Jump to Main Content
Novel MILP Decomposition Approach for Scheduling Product Distribution through a Pipeline Network
- Magatão, S. N.
B., Magatão, L., Neves-Jr, F., Arruda, L. V.
- Industrial & Engineering Chemistry Research 2015 v.54 no.18 pp. 5077-5095
- case studies, chemistry, engineering, ethanol, linear programming, models, oils, pipelines

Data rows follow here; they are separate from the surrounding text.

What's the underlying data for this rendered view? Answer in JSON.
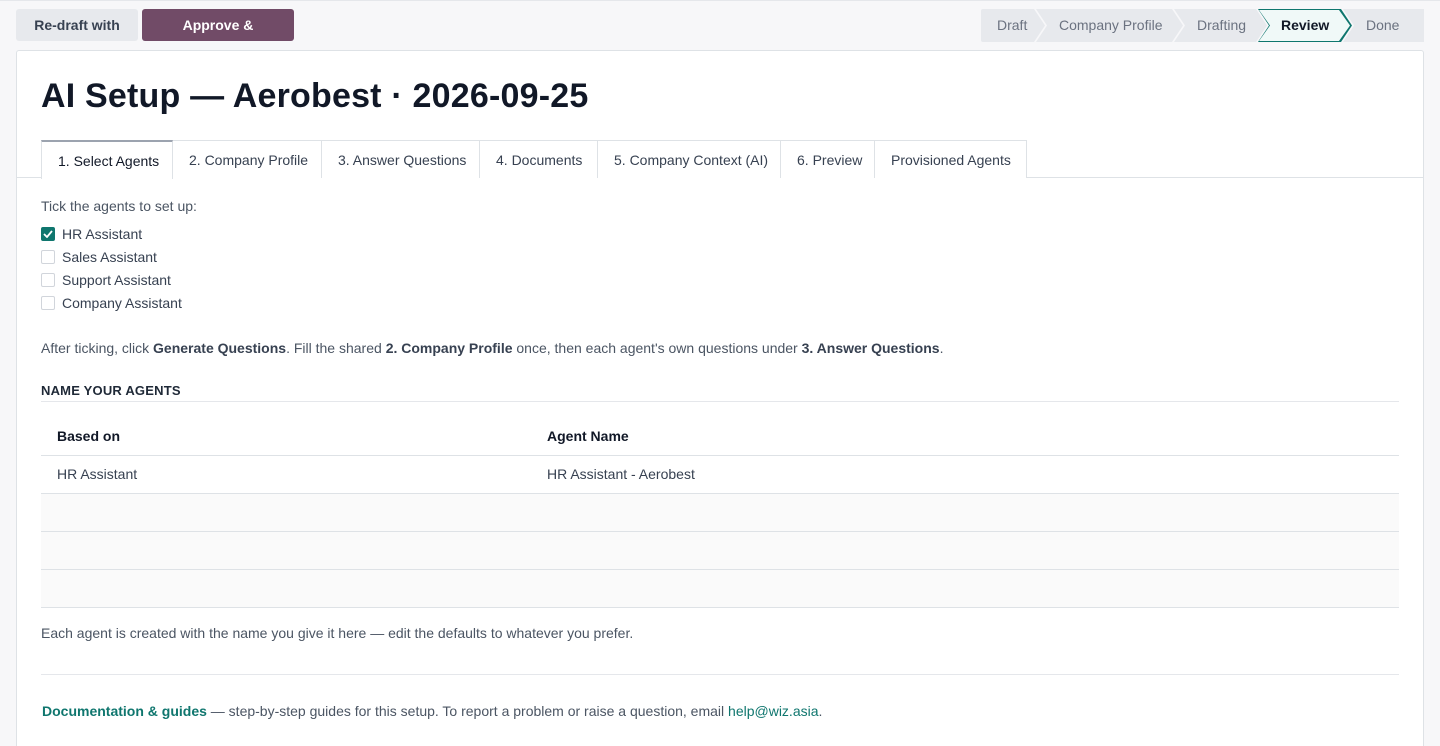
{
  "toolbar": {
    "redraft_label": "Re-draft with AI",
    "approve_label": "Approve & Provision"
  },
  "status_stages": [
    {
      "label": "Draft",
      "active": false
    },
    {
      "label": "Company Profile",
      "active": false
    },
    {
      "label": "Drafting",
      "active": false
    },
    {
      "label": "Review",
      "active": true
    },
    {
      "label": "Done",
      "active": false
    }
  ],
  "page": {
    "title": "AI Setup — Aerobest · 2026-09-25"
  },
  "tabs": [
    {
      "label": "1. Select Agents",
      "active": true
    },
    {
      "label": "2. Company Profile",
      "active": false
    },
    {
      "label": "3. Answer Questions",
      "active": false
    },
    {
      "label": "4. Documents",
      "active": false
    },
    {
      "label": "5. Company Context (AI)",
      "active": false
    },
    {
      "label": "6. Preview",
      "active": false
    },
    {
      "label": "Provisioned Agents",
      "active": false
    }
  ],
  "select_agents": {
    "hint": "Tick the agents to set up:",
    "agents": [
      {
        "label": "HR Assistant",
        "checked": true
      },
      {
        "label": "Sales Assistant",
        "checked": false
      },
      {
        "label": "Support Assistant",
        "checked": false
      },
      {
        "label": "Company Assistant",
        "checked": false
      }
    ],
    "instructions": {
      "part1": "After ticking, click ",
      "bold1": "Generate Questions",
      "part2": ". Fill the shared ",
      "bold2": "2. Company Profile",
      "part3": " once, then each agent's own questions under ",
      "bold3": "3. Answer Questions",
      "part4": "."
    }
  },
  "name_agents": {
    "heading": "NAME YOUR AGENTS",
    "columns": [
      "Based on",
      "Agent Name"
    ],
    "rows": [
      {
        "based_on": "HR Assistant",
        "agent_name": "HR Assistant - Aerobest"
      }
    ],
    "note": "Each agent is created with the name you give it here — edit the defaults to whatever you prefer."
  },
  "footer": {
    "doc_link": "Documentation & guides",
    "text": " — step-by-step guides for this setup. To report a problem or raise a question, email ",
    "email": "help@wiz.asia",
    "end": "."
  },
  "colors": {
    "primary": "#714b67",
    "accent": "#0f766e"
  }
}
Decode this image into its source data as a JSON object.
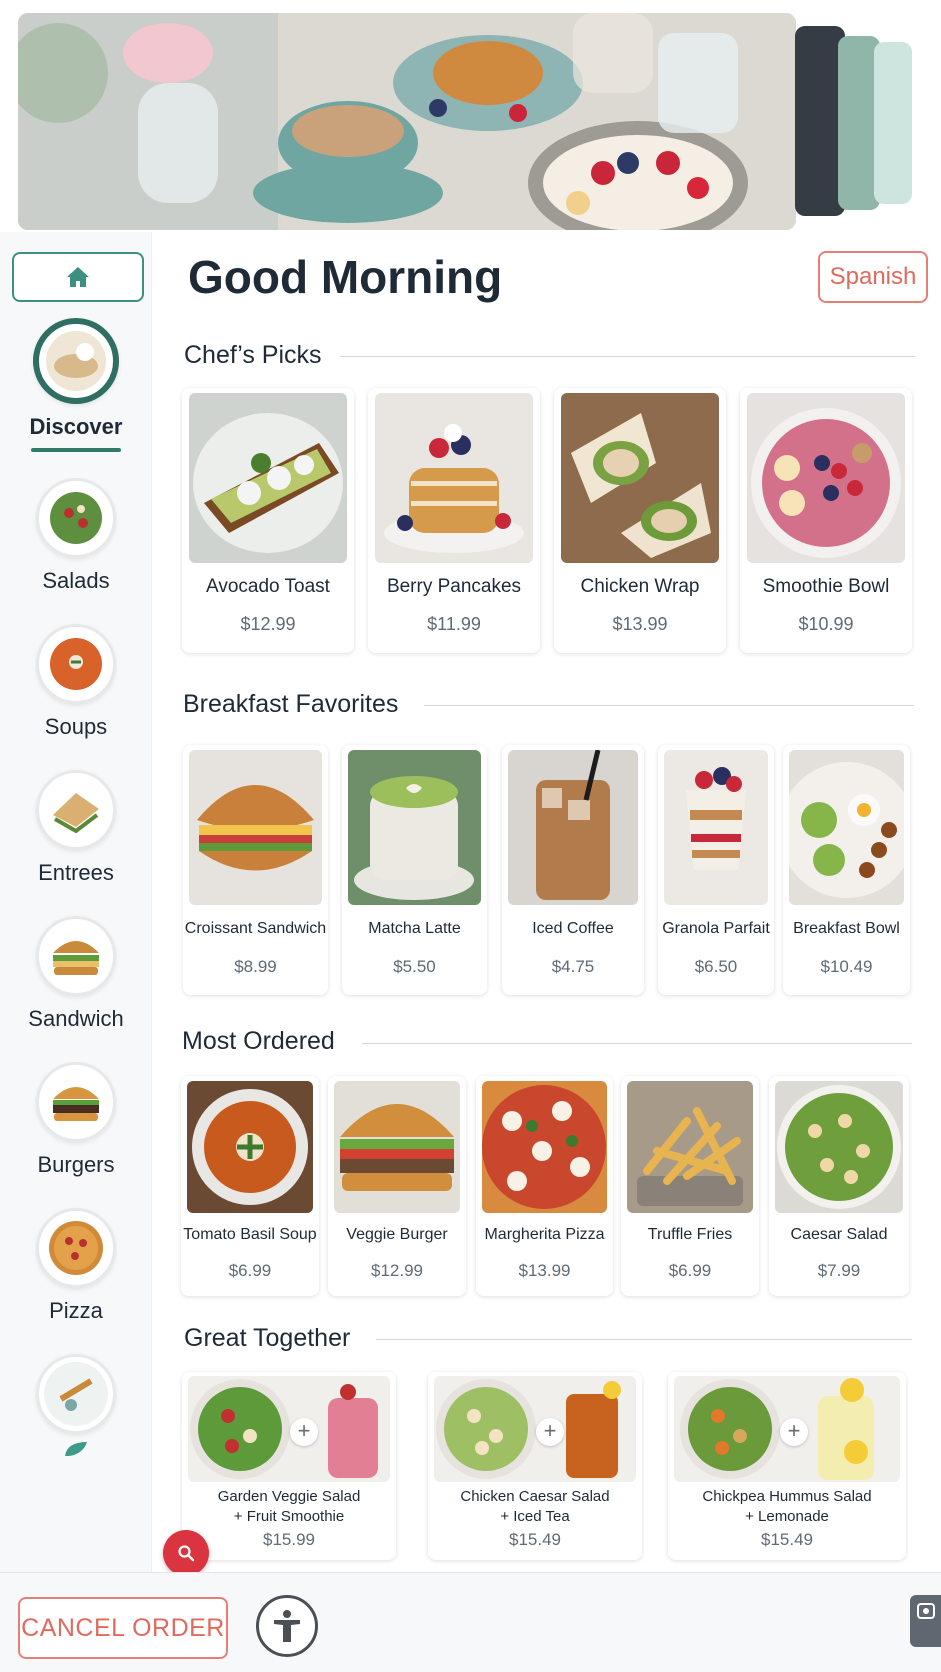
{
  "header": {
    "greeting": "Good Morning",
    "language_button": "Spanish"
  },
  "sidebar": {
    "home_icon": "home-icon",
    "categories": [
      {
        "label": "Discover",
        "active": true
      },
      {
        "label": "Salads"
      },
      {
        "label": "Soups"
      },
      {
        "label": "Entrees"
      },
      {
        "label": "Sandwich"
      },
      {
        "label": "Burgers"
      },
      {
        "label": "Pizza"
      }
    ]
  },
  "sections": {
    "chefs_picks": {
      "title": "Chef’s Picks",
      "items": [
        {
          "name": "Avocado Toast",
          "price": "$12.99"
        },
        {
          "name": "Berry Pancakes",
          "price": "$11.99"
        },
        {
          "name": "Chicken Wrap",
          "price": "$13.99"
        },
        {
          "name": "Smoothie Bowl",
          "price": "$10.99"
        }
      ]
    },
    "breakfast": {
      "title": "Breakfast Favorites",
      "items": [
        {
          "name": "Croissant Sandwich",
          "price": "$8.99"
        },
        {
          "name": "Matcha Latte",
          "price": "$5.50"
        },
        {
          "name": "Iced Coffee",
          "price": "$4.75"
        },
        {
          "name": "Granola Parfait",
          "price": "$6.50"
        },
        {
          "name": "Breakfast Bowl",
          "price": "$10.49"
        }
      ]
    },
    "most_ordered": {
      "title": "Most Ordered",
      "items": [
        {
          "name": "Tomato Basil Soup",
          "price": "$6.99"
        },
        {
          "name": "Veggie Burger",
          "price": "$12.99"
        },
        {
          "name": "Margherita Pizza",
          "price": "$13.99"
        },
        {
          "name": "Truffle Fries",
          "price": "$6.99"
        },
        {
          "name": "Caesar Salad",
          "price": "$7.99"
        }
      ]
    },
    "great_together": {
      "title": "Great Together",
      "items": [
        {
          "line1": "Garden Veggie Salad",
          "line2": "+ Fruit Smoothie",
          "price": "$15.99"
        },
        {
          "line1": "Chicken Caesar Salad",
          "line2": "+ Iced Tea",
          "price": "$15.49"
        },
        {
          "line1": "Chickpea Hummus Salad",
          "line2": "+ Lemonade",
          "price": "$15.49"
        }
      ]
    }
  },
  "footer": {
    "cancel_label": "CANCEL ORDER"
  },
  "colors": {
    "accent": "#2f7a6b",
    "danger": "#e16a5f",
    "fab": "#d9343f"
  }
}
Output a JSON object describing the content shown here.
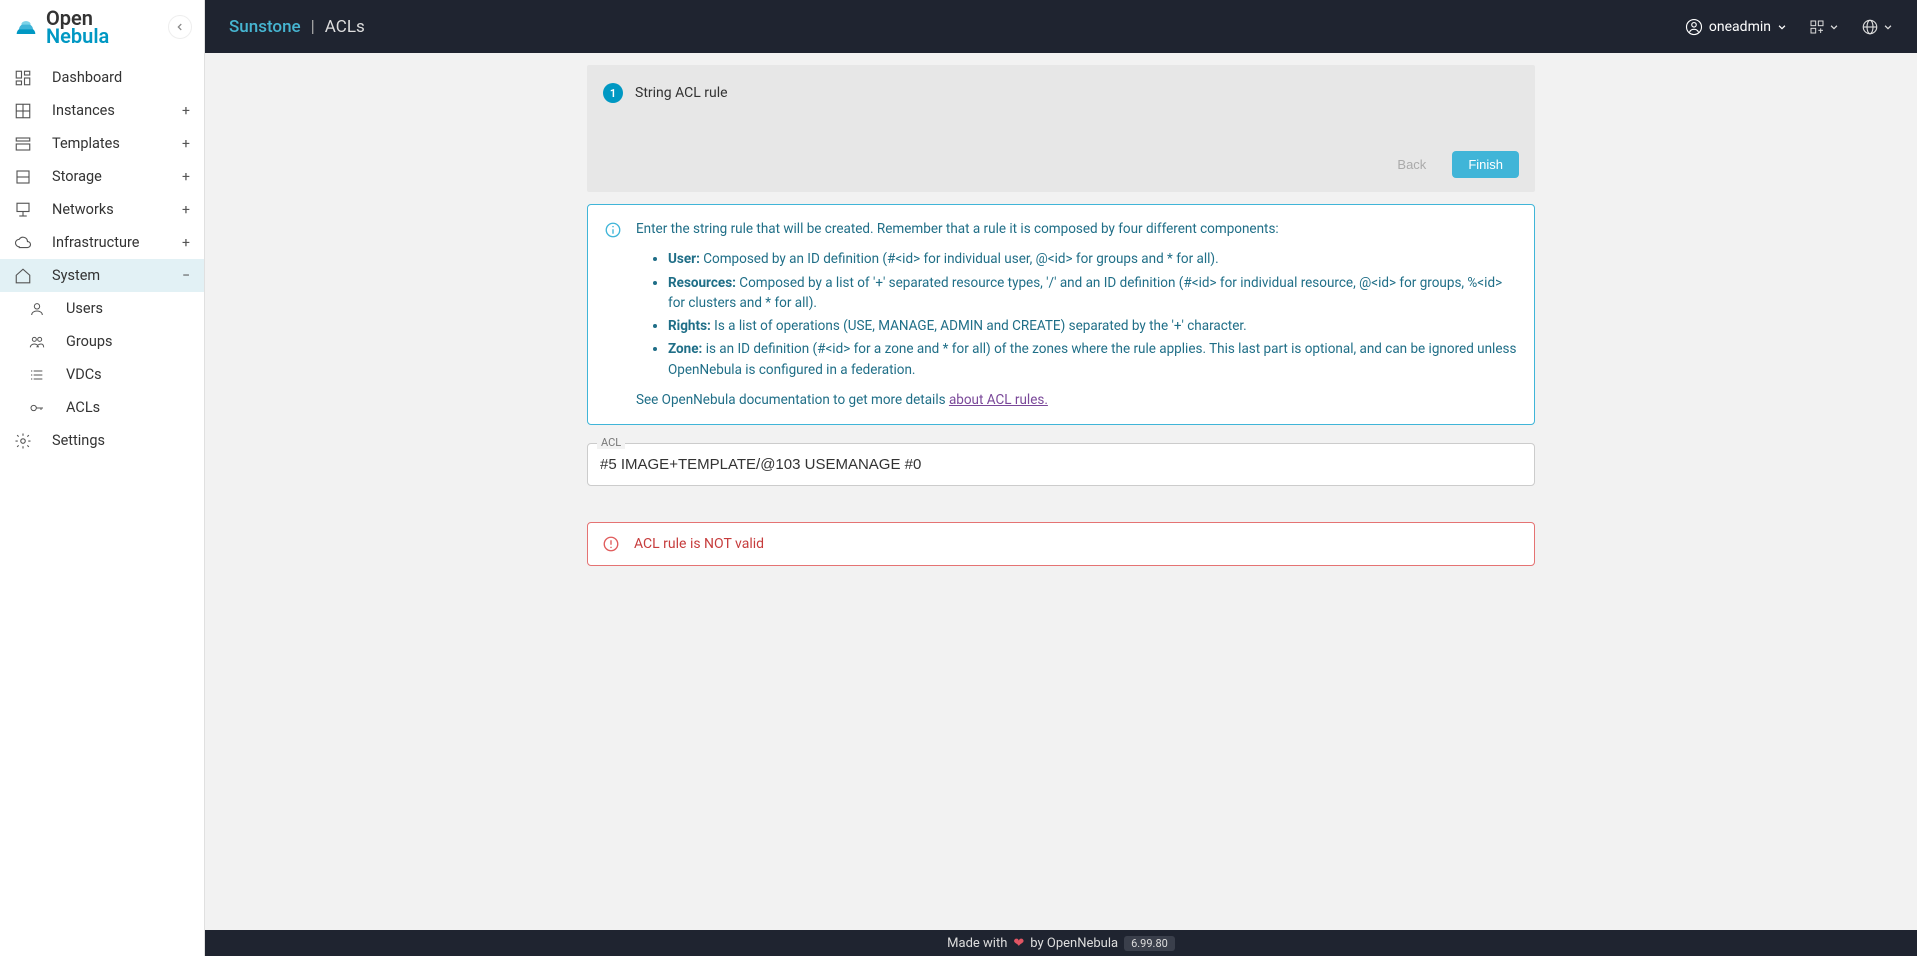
{
  "header": {
    "app_name": "Sunstone",
    "separator": "|",
    "page": "ACLs",
    "username": "oneadmin"
  },
  "sidebar": {
    "items": [
      {
        "label": "Dashboard"
      },
      {
        "label": "Instances"
      },
      {
        "label": "Templates"
      },
      {
        "label": "Storage"
      },
      {
        "label": "Networks"
      },
      {
        "label": "Infrastructure"
      },
      {
        "label": "System"
      },
      {
        "label": "Settings"
      }
    ],
    "system_children": [
      {
        "label": "Users"
      },
      {
        "label": "Groups"
      },
      {
        "label": "VDCs"
      },
      {
        "label": "ACLs"
      }
    ]
  },
  "wizard": {
    "step_num": "1",
    "step_label": "String ACL rule",
    "back": "Back",
    "finish": "Finish"
  },
  "info": {
    "intro": "Enter the string rule that will be created. Remember that a rule it is composed by four different components:",
    "user_label": "User:",
    "user_text": " Composed by an ID definition (#<id> for individual user, @<id> for groups and * for all).",
    "res_label": "Resources:",
    "res_text": " Composed by a list of '+' separated resource types, '/' and an ID definition (#<id> for individual resource, @<id> for groups, %<id> for clusters and * for all).",
    "rights_label": "Rights:",
    "rights_text": " Is a list of operations (USE, MANAGE, ADMIN and CREATE) separated by the '+' character.",
    "zone_label": "Zone:",
    "zone_text": " is an ID definition (#<id> for a zone and * for all) of the zones where the rule applies. This last part is optional, and can be ignored unless OpenNebula is configured in a federation.",
    "doc_prefix": "See OpenNebula documentation to get more details ",
    "doc_link": "about ACL rules."
  },
  "field": {
    "label": "ACL",
    "value": "#5 IMAGE+TEMPLATE/@103 USEMANAGE #0"
  },
  "error": {
    "message": "ACL rule is NOT valid"
  },
  "footer": {
    "made": "Made with",
    "by": "by OpenNebula",
    "version": "6.99.80"
  }
}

- This work presents an approach for scheduling of operational activities in a large real-world pipeline network, where oil derivatives and ethanol are transported and distributed among refineries, terminals, depots, and final clients. The hierarchical decomposition approaches to solve the pipeline-scheduling problem presented by Boschetto et al. [Ind. Eng. Chem. Res. 2010, 49, 5661] and Magatão et al. [Ind. Eng. Chem. Res. 2012, 51, 4591], which are based on the integration of mixed integer linear programming (MILP) models and a set of heuristic modules, are merged and compounding blocks are also improved. Thus, a novel decomposition approach for scheduling product distribution through a pipeline network is proposed. In addition, this work presents a new MILP approach for the last hierarchical level: the timing block (timing model). This paper expands and improves the former MILP model, which was the timing block core. A series of operational constraints were considered within a continuous time representation in order to determine the exact time instants that products should be pumped into the pipelines and received in the operational areas during a scheduling horizon of, typically, 1 month. Within the new MILP timing model, turn shift constraints, local constraints, and surge tank constraints are improved; immediate pumping constraints are proposed. In addition, a decomposition approach for the new MILP model is also proposed within this article. This decomposition is based on a relax-and-fix heuristic implemented by a sequential run of two MILP models: MLC (Model with Local Constraints) and MST (Model with Seasonal costs and Turn shift constraints). The MILP decomposition goal is to reduce the computational load, if seasonal costs and turn shift constraints are active, without quality solution losses. The proposed approach is applied to the solution of real case studies of a pipeline network that includes 30 bidirectional multiproduct pipelines associated with 14 nodes (four refineries, two harbors, six depots, and two final clients). Computational results have been attained in a reasonable computational time (from seconds to a few minutes) for the addressed pipeline network.